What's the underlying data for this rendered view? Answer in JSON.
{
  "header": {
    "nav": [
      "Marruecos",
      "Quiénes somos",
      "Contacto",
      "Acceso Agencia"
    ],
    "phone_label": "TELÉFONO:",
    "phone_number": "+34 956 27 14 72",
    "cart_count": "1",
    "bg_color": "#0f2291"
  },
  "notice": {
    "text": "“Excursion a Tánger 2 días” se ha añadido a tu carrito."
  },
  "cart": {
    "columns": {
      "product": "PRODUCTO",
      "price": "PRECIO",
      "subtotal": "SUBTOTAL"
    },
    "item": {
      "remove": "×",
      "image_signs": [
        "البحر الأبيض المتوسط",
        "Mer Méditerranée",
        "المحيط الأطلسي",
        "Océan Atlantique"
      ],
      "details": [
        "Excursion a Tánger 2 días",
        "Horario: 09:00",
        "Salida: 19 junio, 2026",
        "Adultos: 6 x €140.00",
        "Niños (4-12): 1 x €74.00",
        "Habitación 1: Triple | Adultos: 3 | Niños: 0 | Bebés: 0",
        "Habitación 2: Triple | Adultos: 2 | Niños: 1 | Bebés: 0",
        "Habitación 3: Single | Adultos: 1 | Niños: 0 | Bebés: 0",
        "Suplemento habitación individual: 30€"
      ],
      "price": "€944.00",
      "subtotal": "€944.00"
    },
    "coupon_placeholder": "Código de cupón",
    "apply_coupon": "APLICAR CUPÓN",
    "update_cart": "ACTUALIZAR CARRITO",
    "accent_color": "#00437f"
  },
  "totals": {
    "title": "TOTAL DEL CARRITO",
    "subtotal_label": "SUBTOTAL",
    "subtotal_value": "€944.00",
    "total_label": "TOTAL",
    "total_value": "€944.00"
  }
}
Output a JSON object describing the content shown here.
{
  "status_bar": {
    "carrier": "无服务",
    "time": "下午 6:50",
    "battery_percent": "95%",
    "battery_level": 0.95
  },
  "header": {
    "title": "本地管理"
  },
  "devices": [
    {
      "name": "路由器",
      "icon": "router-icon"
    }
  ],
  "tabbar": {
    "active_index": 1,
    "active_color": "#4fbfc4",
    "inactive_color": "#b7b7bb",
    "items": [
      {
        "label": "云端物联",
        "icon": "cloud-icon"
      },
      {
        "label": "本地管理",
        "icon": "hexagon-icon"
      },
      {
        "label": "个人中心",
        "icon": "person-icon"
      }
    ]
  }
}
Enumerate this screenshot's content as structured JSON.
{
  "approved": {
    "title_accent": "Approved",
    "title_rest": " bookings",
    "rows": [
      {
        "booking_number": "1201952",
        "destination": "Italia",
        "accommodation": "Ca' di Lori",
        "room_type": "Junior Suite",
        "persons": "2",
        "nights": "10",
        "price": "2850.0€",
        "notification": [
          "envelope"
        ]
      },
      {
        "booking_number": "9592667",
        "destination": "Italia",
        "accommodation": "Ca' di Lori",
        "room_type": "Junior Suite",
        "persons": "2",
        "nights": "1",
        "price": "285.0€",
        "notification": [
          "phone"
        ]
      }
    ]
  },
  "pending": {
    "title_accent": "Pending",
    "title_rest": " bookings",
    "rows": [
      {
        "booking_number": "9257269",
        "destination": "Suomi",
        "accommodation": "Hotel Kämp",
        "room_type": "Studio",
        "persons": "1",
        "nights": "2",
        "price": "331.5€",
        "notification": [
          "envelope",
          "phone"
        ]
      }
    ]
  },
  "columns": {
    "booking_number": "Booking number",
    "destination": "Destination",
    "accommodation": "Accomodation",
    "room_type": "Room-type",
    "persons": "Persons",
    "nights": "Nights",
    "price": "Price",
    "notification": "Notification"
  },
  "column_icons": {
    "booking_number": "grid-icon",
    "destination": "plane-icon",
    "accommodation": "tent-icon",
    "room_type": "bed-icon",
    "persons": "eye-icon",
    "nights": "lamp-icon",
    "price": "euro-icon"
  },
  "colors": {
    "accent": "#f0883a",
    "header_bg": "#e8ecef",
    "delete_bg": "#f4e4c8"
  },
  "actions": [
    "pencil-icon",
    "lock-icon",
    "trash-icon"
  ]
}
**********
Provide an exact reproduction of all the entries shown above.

What's the underlying data for this rendered view? Answer in JSON.
{
  "header": {
    "nav": [
      "Marruecos",
      "Quiénes somos",
      "Contacto",
      "Acceso Agencia"
    ],
    "phone_label": "TELÉFONO:",
    "phone_number": "+34 956 27 14 72",
    "cart_count": "1",
    "bg_color": "#0f2291"
  },
  "notice": {
    "text": "“Excursion a Tánger 2 días” se ha añadido a tu carrito."
  },
  "cart": {
    "columns": {
      "product": "PRODUCTO",
      "price": "PRECIO",
      "subtotal": "SUBTOTAL"
    },
    "item": {
      "remove": "×",
      "image_signs": [
        "البحر الأبيض المتوسط",
        "Mer Méditerranée",
        "المحيط الأطلسي",
        "Océan Atlantique"
      ],
      "details": [
        "Excursion a Tánger 2 días",
        "Horario: 09:00",
        "Salida: 19 junio, 2026",
        "Adultos: 6 x €140.00",
        "Niños (4-12): 1 x €74.00",
        "Habitación 1: Triple | Adultos: 3 | Niños: 0 | Bebés: 0",
        "Habitación 2: Triple | Adultos: 2 | Niños: 1 | Bebés: 0",
        "Habitación 3: Single | Adultos: 1 | Niños: 0 | Bebés: 0",
        "Suplemento habitación individual: 30€"
      ],
      "price": "€944.00",
      "subtotal": "€944.00"
    },
    "coupon_placeholder": "Código de cupón",
    "apply_coupon": "APLICAR CUPÓN",
    "update_cart": "ACTUALIZAR CARRITO",
    "accent_color": "#00437f"
  },
  "totals": {
    "title": "TOTAL DEL CARRITO",
    "subtotal_label": "SUBTOTAL",
    "subtotal_value": "€944.00",
    "total_label": "TOTAL",
    "total_value": "€944.00"
  }
}
Output a JSON object describing the content shown here.
{
  "status_bar": {
    "carrier": "无服务",
    "time": "下午 6:50",
    "battery_percent": "95%",
    "battery_level": 0.95
  },
  "header": {
    "title": "本地管理"
  },
  "devices": [
    {
      "name": "路由器",
      "icon": "router-icon"
    }
  ],
  "tabbar": {
    "active_index": 1,
    "active_color": "#4fbfc4",
    "inactive_color": "#b7b7bb",
    "items": [
      {
        "label": "云端物联",
        "icon": "cloud-icon"
      },
      {
        "label": "本地管理",
        "icon": "hexagon-icon"
      },
      {
        "label": "个人中心",
        "icon": "person-icon"
      }
    ]
  }
}
Enumerate this screenshot's content as structured JSON.
{
  "approved": {
    "title_accent": "Approved",
    "title_rest": " bookings",
    "rows": [
      {
        "booking_number": "1201952",
        "destination": "Italia",
        "accommodation": "Ca' di Lori",
        "room_type": "Junior Suite",
        "persons": "2",
        "nights": "10",
        "price": "2850.0€",
        "notification": [
          "envelope"
        ]
      },
      {
        "booking_number": "9592667",
        "destination": "Italia",
        "accommodation": "Ca' di Lori",
        "room_type": "Junior Suite",
        "persons": "2",
        "nights": "1",
        "price": "285.0€",
        "notification": [
          "phone"
        ]
      }
    ]
  },
  "pending": {
    "title_accent": "Pending",
    "title_rest": " bookings",
    "rows": [
      {
        "booking_number": "9257269",
        "destination": "Suomi",
        "accommodation": "Hotel Kämp",
        "room_type": "Studio",
        "persons": "1",
        "nights": "2",
        "price": "331.5€",
        "notification": [
          "envelope",
          "phone"
        ]
      }
    ]
  },
  "columns": {
    "booking_number": "Booking number",
    "destination": "Destination",
    "accommodation": "Accomodation",
    "room_type": "Room-type",
    "persons": "Persons",
    "nights": "Nights",
    "price": "Price",
    "notification": "Notification"
  },
  "column_icons": {
    "booking_number": "grid-icon",
    "destination": "plane-icon",
    "accommodation": "tent-icon",
    "room_type": "bed-icon",
    "persons": "eye-icon",
    "nights": "lamp-icon",
    "price": "euro-icon"
  },
  "colors": {
    "accent": "#f0883a",
    "header_bg": "#e8ecef",
    "delete_bg": "#f4e4c8"
  },
  "actions": [
    "pencil-icon",
    "lock-icon",
    "trash-icon"
  ]
}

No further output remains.